by MM Wittle
Point of view is like sex. Everyone talks about its importance. Everyone thinks he or she understands how to do it. Everyone uses it differently and it changes with each new character he or she meets.
Let’s look at the complete, bare bones of point of view:
1.First person tells the story because the person was there.
2.Third person wasn’t technically there, but knows what happened to other people.
3.Second person is when the narrator addresses the reader as if the reader is in the piece. Better stated, the narrator is giving you advice or directing the reader to do something (i.e. You think you understand me? You have no idea about me and what I think or how I feel!).
Fantastic stuff, but what does that mean in the practical sense?
Basically, think of who wants to tell the story, how much information do they have, and whose mind can they travel into?
Take the two short stories I mentioned yesterday. I have one that is a rewrite of a novel and one that is a standalone story. Both have problems with point of view. The one I worked with yesterday was my novel.
In the first chapter of the novel, it was in first person narration. The goal was to tell a coming of age story set in the 1990’s in Philadelphia. Well, now the first person narrator has a different story he wants to tell.
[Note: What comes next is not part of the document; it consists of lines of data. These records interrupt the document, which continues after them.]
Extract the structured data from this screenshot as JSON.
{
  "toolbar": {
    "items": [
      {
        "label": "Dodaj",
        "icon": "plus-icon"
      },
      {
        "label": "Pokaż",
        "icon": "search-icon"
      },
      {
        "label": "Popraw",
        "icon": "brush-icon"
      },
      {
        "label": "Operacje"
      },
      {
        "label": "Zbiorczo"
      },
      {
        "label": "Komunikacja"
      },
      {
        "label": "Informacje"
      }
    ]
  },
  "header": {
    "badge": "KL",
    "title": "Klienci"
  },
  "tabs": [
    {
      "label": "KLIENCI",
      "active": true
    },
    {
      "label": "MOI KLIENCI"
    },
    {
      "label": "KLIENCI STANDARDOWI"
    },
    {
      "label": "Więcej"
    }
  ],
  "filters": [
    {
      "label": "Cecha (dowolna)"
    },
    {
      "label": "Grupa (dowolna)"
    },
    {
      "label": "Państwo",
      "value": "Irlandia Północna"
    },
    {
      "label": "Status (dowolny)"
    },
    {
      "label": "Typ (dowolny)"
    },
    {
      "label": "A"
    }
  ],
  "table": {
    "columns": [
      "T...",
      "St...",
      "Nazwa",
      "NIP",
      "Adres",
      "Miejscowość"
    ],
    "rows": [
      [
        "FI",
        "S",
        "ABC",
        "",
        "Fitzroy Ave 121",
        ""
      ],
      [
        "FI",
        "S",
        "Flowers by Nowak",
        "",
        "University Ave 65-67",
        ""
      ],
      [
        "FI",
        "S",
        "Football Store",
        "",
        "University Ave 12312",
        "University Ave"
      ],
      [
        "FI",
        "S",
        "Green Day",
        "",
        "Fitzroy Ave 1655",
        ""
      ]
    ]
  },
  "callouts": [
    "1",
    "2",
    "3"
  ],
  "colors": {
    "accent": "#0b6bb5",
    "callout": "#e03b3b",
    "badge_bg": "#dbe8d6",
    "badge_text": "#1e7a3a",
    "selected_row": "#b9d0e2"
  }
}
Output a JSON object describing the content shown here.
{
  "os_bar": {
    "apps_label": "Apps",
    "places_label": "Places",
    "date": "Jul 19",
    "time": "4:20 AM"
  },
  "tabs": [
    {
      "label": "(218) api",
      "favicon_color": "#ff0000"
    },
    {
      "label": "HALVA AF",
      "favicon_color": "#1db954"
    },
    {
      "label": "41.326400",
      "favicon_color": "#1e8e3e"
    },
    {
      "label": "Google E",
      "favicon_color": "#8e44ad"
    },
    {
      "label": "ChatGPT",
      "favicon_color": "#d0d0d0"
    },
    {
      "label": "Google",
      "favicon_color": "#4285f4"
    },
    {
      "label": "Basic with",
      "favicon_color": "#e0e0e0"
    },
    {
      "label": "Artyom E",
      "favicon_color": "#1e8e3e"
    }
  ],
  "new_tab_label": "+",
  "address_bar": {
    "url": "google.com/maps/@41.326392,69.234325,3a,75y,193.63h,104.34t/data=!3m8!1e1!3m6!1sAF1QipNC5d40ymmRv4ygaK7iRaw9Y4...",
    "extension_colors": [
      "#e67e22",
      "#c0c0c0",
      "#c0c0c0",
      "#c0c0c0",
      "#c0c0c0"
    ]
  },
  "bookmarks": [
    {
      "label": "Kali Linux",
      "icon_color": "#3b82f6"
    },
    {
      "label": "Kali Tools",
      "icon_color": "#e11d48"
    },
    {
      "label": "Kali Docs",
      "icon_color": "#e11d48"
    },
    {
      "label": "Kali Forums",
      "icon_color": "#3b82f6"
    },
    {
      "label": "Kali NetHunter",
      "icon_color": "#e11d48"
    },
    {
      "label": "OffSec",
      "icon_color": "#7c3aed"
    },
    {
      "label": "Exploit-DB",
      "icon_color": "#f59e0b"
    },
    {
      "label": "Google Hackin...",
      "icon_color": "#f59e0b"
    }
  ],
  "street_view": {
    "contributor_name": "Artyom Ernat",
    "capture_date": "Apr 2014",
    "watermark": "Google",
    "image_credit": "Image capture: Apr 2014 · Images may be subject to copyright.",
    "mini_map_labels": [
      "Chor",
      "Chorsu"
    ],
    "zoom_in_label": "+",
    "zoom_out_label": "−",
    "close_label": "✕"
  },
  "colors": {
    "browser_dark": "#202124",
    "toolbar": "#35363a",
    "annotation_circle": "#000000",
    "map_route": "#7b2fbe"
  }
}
I’m allowing it (what choice do I have really). Neither of us knows what the final outcome of the story will be (novel, short story collection, scrapped) but we both he is the only one who can tell this particular piece of the story.
Yesterday I took out the first three and a half pages. I didn’t delete them like I normally would do; I copied them and resaved them as something else. I took the meat of the story my character wants to say and looked only at his story. I looked at the things only he saw and the things only he knew. I wrote in some new material, some more back story. Then walked away from it…for now.
Today I’m looking at the second story. Right now it’s in third person. While it is a lovely seven page story, it is not the story I intended to write. My point of view is off and now I have to turn the third person into a first person. However, my first person character is mentally ill. The problem I’ll have is making her a reliable narrator. How can a mentally ill character be trusted?